Could you please find each line in the records that contains the word "caption" and copy it?

START Records for processing

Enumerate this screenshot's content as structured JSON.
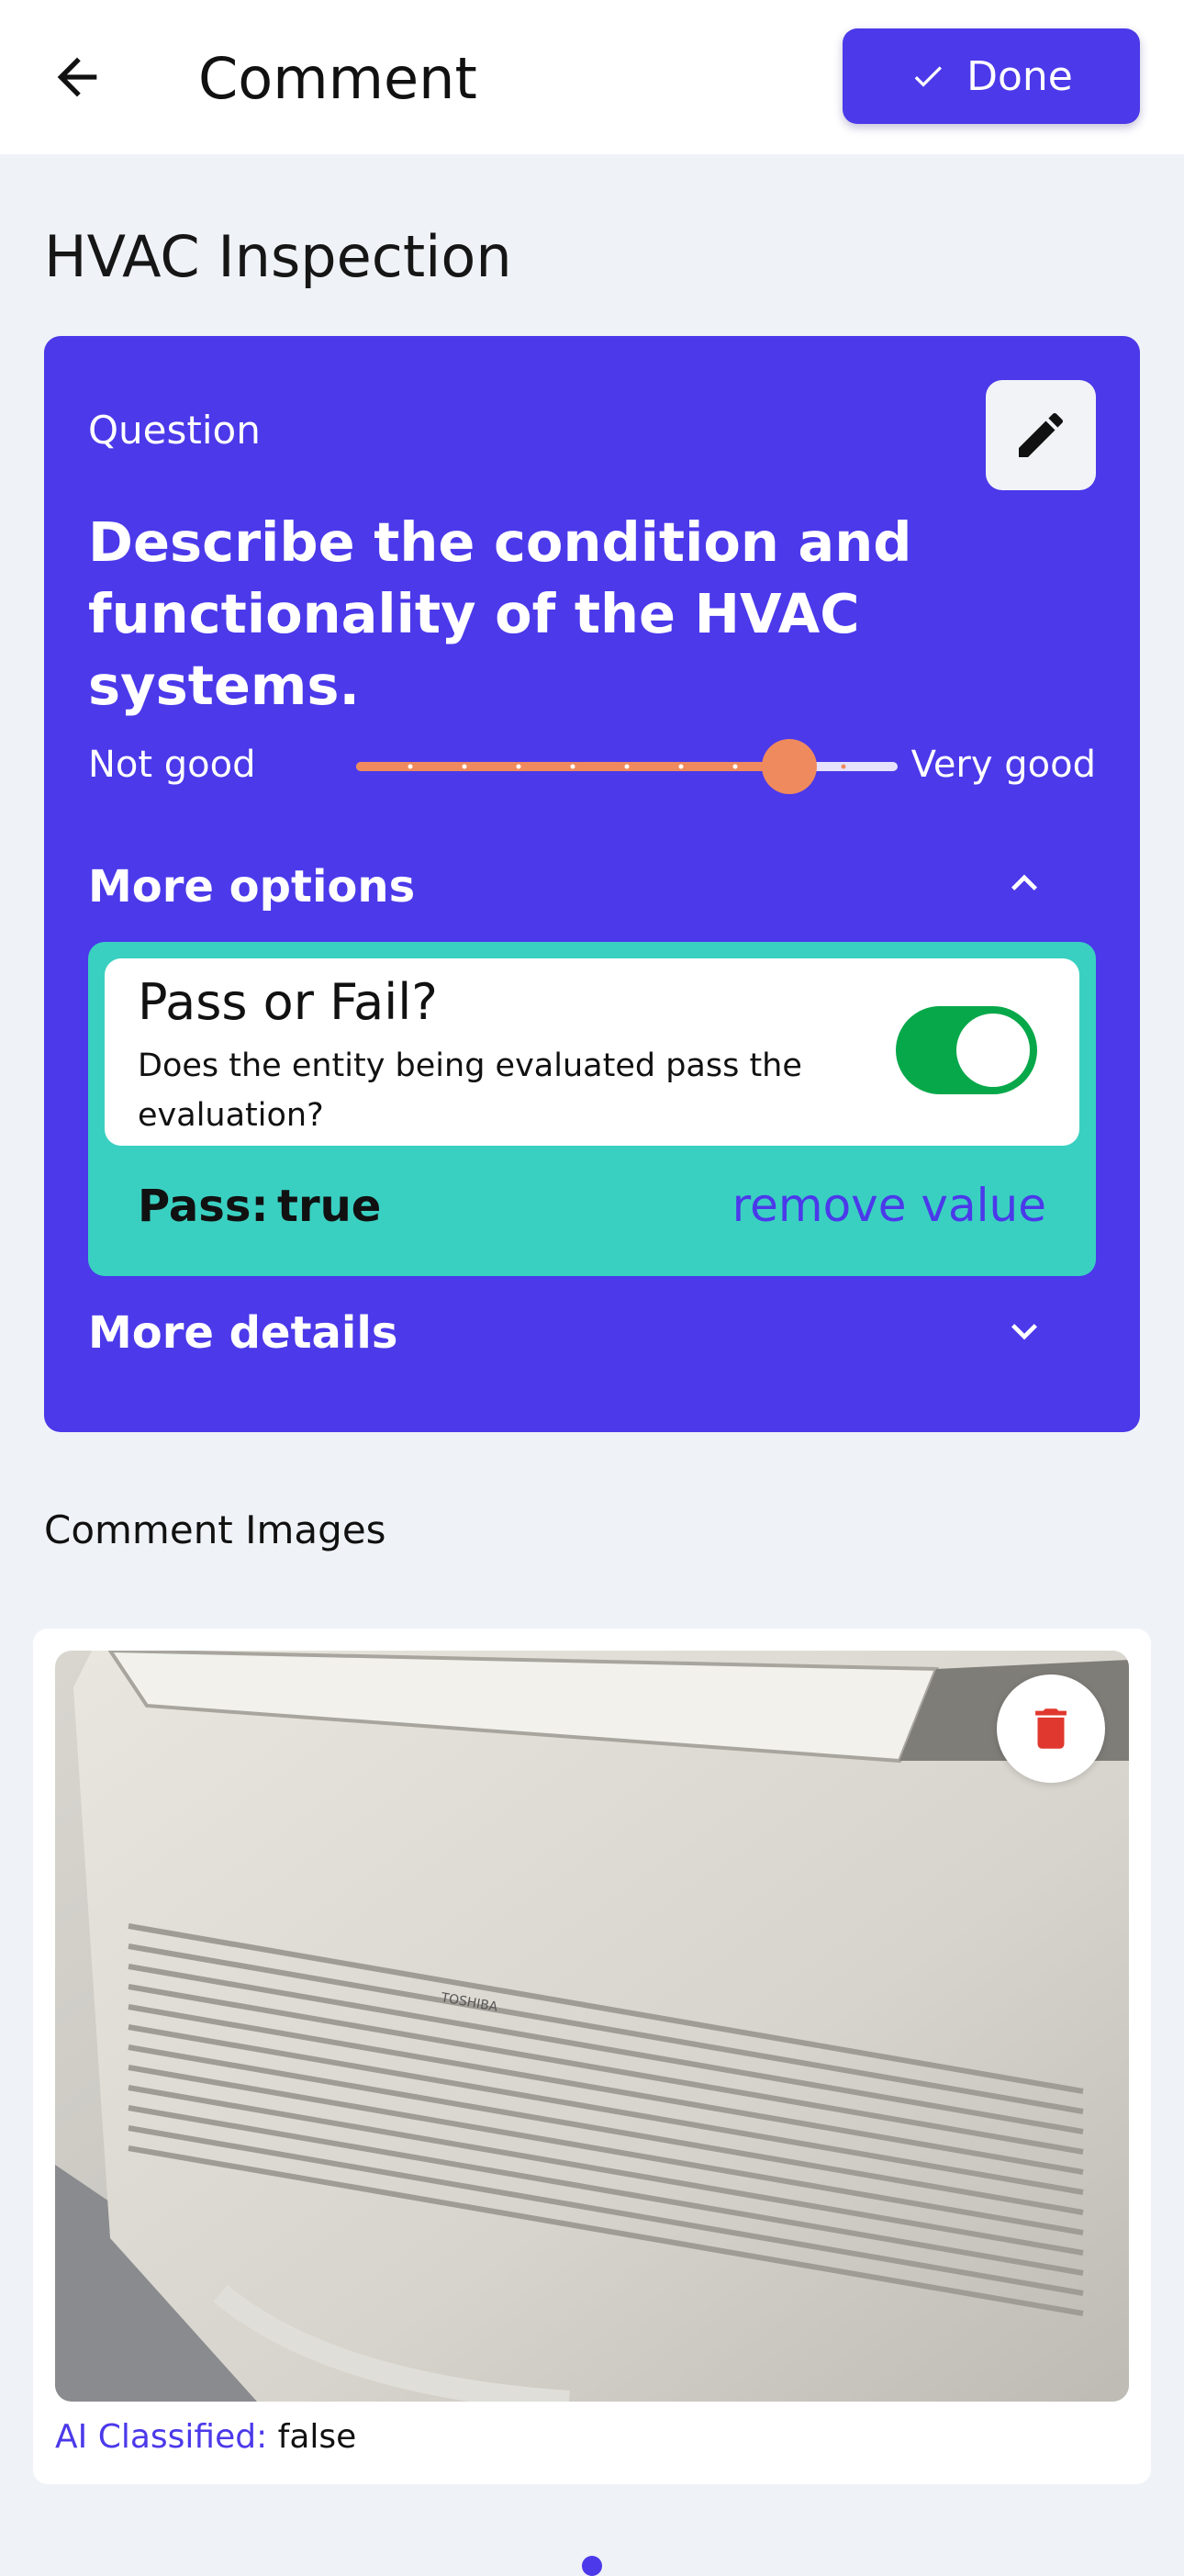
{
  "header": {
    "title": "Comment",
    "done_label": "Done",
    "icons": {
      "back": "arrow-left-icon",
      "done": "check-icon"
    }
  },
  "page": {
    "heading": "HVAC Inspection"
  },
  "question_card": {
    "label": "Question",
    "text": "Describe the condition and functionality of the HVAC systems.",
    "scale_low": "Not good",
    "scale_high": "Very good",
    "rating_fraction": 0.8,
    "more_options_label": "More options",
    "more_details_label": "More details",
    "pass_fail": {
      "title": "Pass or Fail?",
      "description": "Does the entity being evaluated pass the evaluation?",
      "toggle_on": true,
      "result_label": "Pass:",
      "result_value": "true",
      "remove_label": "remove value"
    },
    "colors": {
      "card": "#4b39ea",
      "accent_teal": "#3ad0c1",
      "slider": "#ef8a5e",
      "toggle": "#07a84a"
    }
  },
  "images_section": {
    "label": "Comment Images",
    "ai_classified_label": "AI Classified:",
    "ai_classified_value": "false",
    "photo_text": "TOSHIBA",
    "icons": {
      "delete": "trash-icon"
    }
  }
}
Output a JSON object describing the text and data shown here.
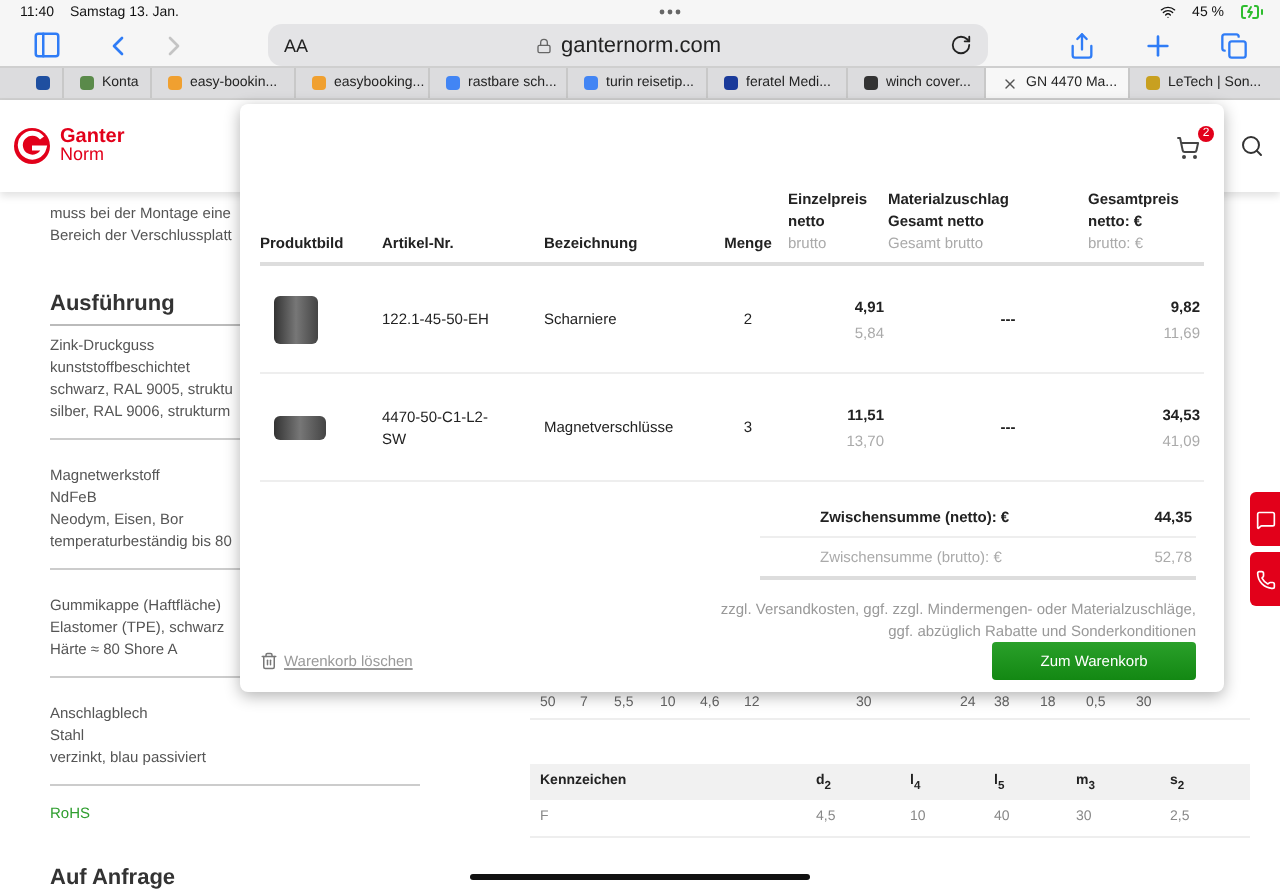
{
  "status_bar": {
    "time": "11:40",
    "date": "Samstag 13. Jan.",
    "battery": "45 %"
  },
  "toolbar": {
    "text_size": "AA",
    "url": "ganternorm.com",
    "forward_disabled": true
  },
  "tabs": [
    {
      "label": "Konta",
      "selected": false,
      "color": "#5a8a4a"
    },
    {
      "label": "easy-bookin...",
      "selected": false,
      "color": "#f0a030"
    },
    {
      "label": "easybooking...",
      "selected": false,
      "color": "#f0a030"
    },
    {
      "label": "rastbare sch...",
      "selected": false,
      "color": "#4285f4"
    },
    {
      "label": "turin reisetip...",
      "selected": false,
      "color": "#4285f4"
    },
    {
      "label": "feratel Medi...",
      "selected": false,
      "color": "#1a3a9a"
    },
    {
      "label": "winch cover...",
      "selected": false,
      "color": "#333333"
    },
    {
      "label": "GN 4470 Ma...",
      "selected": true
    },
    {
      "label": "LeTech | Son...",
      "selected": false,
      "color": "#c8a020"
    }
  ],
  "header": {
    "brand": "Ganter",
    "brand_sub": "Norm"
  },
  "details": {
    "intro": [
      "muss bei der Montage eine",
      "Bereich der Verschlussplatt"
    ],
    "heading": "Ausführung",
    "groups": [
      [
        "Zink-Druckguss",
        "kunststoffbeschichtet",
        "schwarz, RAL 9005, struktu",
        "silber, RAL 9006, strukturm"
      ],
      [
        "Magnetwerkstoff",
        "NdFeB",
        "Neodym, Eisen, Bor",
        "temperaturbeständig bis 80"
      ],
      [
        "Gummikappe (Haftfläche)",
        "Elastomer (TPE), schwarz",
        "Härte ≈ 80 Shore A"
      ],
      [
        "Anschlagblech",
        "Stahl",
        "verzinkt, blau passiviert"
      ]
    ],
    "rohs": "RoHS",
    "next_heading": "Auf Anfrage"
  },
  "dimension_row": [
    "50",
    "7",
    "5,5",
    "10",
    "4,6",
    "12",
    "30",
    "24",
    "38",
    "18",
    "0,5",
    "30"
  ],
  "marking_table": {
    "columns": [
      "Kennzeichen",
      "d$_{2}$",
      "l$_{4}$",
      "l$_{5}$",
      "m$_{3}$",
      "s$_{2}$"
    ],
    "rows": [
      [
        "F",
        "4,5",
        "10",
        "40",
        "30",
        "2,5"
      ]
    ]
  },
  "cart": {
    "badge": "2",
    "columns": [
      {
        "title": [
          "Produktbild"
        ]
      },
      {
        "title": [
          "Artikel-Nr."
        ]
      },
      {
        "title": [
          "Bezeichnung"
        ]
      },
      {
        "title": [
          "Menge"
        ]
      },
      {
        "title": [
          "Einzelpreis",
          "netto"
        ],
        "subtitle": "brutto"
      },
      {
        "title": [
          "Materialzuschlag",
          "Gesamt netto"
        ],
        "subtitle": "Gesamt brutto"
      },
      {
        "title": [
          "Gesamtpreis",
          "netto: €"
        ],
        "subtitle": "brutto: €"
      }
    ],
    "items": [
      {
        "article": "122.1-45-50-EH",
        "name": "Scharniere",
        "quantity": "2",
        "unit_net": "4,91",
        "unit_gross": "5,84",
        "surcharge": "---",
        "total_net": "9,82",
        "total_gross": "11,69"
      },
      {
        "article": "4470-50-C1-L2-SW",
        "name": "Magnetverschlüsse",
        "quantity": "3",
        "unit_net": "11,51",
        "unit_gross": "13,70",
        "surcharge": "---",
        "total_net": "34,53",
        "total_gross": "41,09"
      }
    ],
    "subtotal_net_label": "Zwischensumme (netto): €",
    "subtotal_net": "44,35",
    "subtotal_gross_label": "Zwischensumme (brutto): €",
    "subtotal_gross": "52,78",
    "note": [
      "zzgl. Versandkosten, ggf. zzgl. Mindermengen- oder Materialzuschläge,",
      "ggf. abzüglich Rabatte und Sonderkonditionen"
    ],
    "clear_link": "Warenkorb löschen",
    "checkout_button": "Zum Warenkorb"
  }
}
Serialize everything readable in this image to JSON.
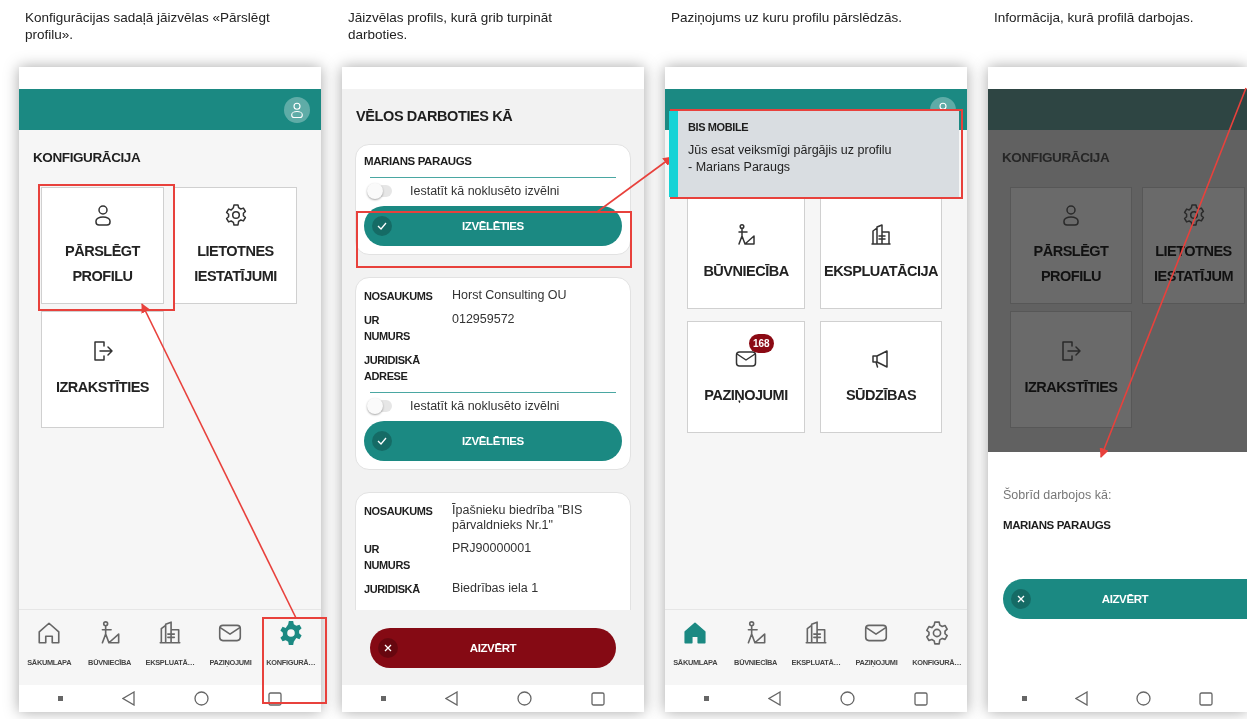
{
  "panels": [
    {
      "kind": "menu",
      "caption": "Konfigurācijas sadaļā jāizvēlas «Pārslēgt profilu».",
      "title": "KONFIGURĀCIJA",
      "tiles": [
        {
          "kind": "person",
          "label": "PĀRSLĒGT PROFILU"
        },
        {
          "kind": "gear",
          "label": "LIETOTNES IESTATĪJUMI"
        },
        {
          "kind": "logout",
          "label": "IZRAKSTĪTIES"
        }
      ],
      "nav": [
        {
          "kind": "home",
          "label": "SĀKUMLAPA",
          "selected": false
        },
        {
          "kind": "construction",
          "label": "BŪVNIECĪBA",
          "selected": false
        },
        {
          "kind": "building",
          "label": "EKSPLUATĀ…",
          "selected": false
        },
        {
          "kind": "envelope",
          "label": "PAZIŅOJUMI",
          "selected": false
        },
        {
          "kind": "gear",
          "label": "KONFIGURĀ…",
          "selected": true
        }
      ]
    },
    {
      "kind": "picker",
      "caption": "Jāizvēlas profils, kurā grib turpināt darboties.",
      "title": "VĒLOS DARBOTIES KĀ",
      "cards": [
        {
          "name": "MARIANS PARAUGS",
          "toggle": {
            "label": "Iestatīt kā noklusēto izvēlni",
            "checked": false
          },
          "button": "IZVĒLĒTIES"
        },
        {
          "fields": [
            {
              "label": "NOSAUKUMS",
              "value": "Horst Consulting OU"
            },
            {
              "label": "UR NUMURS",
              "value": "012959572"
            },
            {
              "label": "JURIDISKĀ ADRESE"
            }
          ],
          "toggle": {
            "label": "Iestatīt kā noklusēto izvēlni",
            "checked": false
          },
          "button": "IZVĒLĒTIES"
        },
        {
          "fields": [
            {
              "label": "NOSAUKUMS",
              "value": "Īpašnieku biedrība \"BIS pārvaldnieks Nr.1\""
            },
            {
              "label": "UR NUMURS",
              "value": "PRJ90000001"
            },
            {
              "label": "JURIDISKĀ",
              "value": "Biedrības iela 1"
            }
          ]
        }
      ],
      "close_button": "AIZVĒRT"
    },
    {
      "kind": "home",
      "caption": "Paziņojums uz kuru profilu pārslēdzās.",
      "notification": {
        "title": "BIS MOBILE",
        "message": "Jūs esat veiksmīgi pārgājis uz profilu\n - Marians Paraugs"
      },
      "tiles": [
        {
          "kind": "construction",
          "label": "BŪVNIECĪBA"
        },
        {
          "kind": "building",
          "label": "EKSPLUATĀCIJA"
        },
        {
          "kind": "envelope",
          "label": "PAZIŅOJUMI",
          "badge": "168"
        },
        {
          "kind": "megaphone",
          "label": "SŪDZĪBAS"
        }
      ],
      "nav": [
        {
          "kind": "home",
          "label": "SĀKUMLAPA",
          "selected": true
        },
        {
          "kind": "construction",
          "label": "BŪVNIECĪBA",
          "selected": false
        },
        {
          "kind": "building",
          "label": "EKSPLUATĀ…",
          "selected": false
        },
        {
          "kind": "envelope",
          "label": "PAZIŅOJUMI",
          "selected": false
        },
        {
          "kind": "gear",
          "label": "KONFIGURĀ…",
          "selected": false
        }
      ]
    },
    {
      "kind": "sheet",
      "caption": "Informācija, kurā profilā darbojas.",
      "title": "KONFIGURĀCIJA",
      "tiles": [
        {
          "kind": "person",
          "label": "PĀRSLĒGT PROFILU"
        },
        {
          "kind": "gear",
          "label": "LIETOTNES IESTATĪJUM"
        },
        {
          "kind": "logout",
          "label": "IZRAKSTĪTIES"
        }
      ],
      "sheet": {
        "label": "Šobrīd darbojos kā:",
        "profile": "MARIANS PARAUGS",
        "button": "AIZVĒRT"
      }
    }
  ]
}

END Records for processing

Answer box:
      "caption": "Konfigurācijas sadaļā jāizvēlas «Pārslēgt profilu».",
      "caption": "Jāizvēlas profils, kurā grib turpināt darboties.",
      "caption": "Paziņojums uz kuru profilu pārslēdzās.",
      "caption": "Informācija, kurā profilā darbojas.",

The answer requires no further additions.